# [Work order]
Compute how many lines below contain the word "icon" and respond with that number only.

· · · ·

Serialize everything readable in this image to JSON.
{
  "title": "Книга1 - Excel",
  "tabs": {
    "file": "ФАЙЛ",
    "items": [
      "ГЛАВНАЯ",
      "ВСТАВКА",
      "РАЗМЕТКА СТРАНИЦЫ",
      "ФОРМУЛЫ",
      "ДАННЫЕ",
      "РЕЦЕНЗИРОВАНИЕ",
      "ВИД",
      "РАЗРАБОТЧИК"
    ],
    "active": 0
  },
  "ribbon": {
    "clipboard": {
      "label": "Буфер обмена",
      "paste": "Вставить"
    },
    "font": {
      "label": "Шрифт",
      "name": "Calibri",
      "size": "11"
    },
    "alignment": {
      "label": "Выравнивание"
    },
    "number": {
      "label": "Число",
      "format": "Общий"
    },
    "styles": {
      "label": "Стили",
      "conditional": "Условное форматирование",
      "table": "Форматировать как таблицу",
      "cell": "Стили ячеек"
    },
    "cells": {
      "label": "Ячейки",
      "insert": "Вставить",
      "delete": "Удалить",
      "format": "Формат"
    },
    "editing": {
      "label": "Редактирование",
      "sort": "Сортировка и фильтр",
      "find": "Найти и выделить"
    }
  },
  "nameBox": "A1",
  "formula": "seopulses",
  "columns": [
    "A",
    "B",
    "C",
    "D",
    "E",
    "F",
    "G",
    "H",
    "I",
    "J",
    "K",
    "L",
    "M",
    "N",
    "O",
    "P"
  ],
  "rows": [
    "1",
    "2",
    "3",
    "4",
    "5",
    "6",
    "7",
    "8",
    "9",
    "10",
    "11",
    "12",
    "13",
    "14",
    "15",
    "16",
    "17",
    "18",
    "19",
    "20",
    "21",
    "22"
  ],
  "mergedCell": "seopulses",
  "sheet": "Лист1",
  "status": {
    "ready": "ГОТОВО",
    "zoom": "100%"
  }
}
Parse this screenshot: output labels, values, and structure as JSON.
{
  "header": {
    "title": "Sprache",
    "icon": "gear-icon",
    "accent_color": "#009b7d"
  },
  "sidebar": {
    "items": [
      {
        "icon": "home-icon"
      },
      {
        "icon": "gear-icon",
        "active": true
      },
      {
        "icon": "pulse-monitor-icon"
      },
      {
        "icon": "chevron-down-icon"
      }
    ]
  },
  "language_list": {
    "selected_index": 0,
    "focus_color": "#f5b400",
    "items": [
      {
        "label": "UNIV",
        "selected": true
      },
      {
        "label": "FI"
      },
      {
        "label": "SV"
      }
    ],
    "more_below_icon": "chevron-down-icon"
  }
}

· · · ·

# [Finished task]
6